COLLEGE STATION, Texas (BVM) – Cincinnati Bengals running back Trayveon Williams knows what being a student-athlete can do to a college student. Playing three seasons for the Texas A&M Aggies football team, Williams understands the pressures and significance of balancing academics and success in college athletics. Now, Williams will look to help the next generation of Aggies as they come through the school as an adjunct professor of a new NIL-centric course for the Texas A&M School of Law.
“I’m a new oncoming professor at Texas A&M Law School,” Williams said in a Twitter discussion. “It’s a blessing to be able to be able to do the things God has blessed me to do and extremely thankful to have met [co-professor] Alex [Sinatra] and extremely thankful for the many opportunities that have arisen from me being at Texas A&M. I’m excited.”
— Trayveon Williams (@TrayveonW) June 28, 2022
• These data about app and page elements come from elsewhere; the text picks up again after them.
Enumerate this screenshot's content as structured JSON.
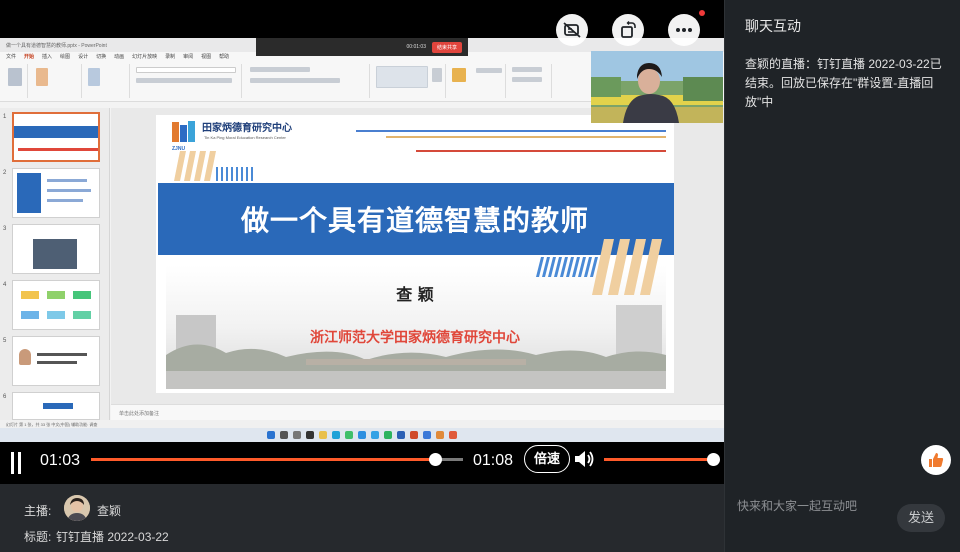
{
  "ppt": {
    "window_title": "做一个具有道德智慧的教师.pptx - PowerPoint",
    "meeting_time": "00:01:03",
    "meeting_end": "结束共享",
    "menu": [
      "文件",
      "开始",
      "插入",
      "绘图",
      "设计",
      "切换",
      "动画",
      "幻灯片放映",
      "录制",
      "审阅",
      "视图",
      "帮助"
    ],
    "notes_placeholder": "单击此处添加备注",
    "status": "幻灯片 第 1 张，共 33 张   中文(中国)   辅助功能: 调查"
  },
  "slide": {
    "org_cn": "田家炳德育研究中心",
    "org_en": "Tin Ka Ping Moral Education Research Center",
    "logo_text": "ZJNU",
    "title": "做一个具有道德智慧的教师",
    "presenter": "查 颖",
    "university": "浙江师范大学田家炳德育研究中心"
  },
  "player": {
    "current_time": "01:03",
    "duration": "01:08",
    "progress_fraction": 0.926,
    "speed_label": "倍速",
    "volume_fraction": 1.0
  },
  "info": {
    "host_label": "主播:",
    "host_name": "查颖",
    "title_label": "标题:",
    "title_value": "钉钉直播 2022-03-22"
  },
  "chat": {
    "title": "聊天互动",
    "message": "查颖的直播：钉钉直播 2022-03-22已结束。回放已保存在\"群设置-直播回放\"中",
    "input_placeholder": "快来和大家一起互动吧",
    "send_label": "发送"
  },
  "colors": {
    "accent_orange": "#ff5b2a",
    "slide_blue": "#2a69b9",
    "slide_red": "#e0473a"
  }
}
The course will be on the NCAA’s new Name, Image and Likeness rules as well as college athletics and athlete advocacy for the law program. While initially a joke by a business law journal, Williams was approached by Sinatra to help her create the class and sign on as her co-professor.
“I went to [his] Twitter and was like ‘His DMs are open I’m just going to slide into those DMs for a professional opportunity,’” Sinatra said on Twitter. “I said ‘Hey I know you saw the tweets, do you want to teach a class with me’ and a couple of days later you were like ‘Hell yeah! Let’s go.”
“When it became something that was real life I was extremely excited by it because I know for me personally I was a college athlete before, I was a student-athlete,” Williams said. “I feel like it is extremely important and extremely beneficial for students, for anyone who’s taking this class, that having a professional athlete and a collegiate athlete in that system who can relate and bring that certain standpoint.”
While the course will be a huge one for college athletes, law students and the Texas A&M community in general, it is also a major positive for Williams who is also an entrepreneur and wants to expand his own brand and help himself become more rounded and recognized as more than an athlete.
“Being more than an athlete is something that I want to build my brand on,” Williams said. “I can’t play football forever, I would love to and if I could play to 100 by God I’d do it if I could, but realistically speaking that is impossible. You have to build those foundations for the avenues after football.”
Williams was a legend for the Aggies during his time in College Station. During his career, Williams rushed for 3,615 yards and 34 rushing touchdowns while catching 66 passes for 561 receiving yards and a receiving touchdown in three seasons with the team. As a junior in 2018, Williams would finish the year with career bests in rushing yards with 1,760, rushing touchdowns with 18, receiving yards with 278, receiving touchdowns with one and total yards with 2,038.
The junior running back would be named second-team All-American by the Associated Press, The Sporting News and CBS Sports after leading the Southeastern Conference in rushing yards and rushing touchdowns and setting new Aggies program records for all-purpose yardage and rushing yards in a season.
In the 2019 Draft, Williams would be selected by the Cincinnati Bengals in the sixth round with the No. 182 pick. During his three-year NFL career, Williams has played in 26 games with the Bengals recording 208 rushing yards on 41 carries while averaging 5.1 yards per attempt.
The course is scheduled to begin in the spring of 2023 and it will take place after the Super Bowl so Bengals fans will not have to worry about the possibility of Williams missing games. While Williams’ NFL career is still ongoing, he will have the opportunity to potentially jumpstart a new profession once his playing days are over.
“I’m excited. I can’t tell you how excited I am for this opportunity,” Williams continued. “I went to Texas A&M and everything I did there and everyone I met and just the opportunities of the Aggie Network. This is a prime example of the Aggie Network in full fledged. You can’t make this stuff up, you really can’t.”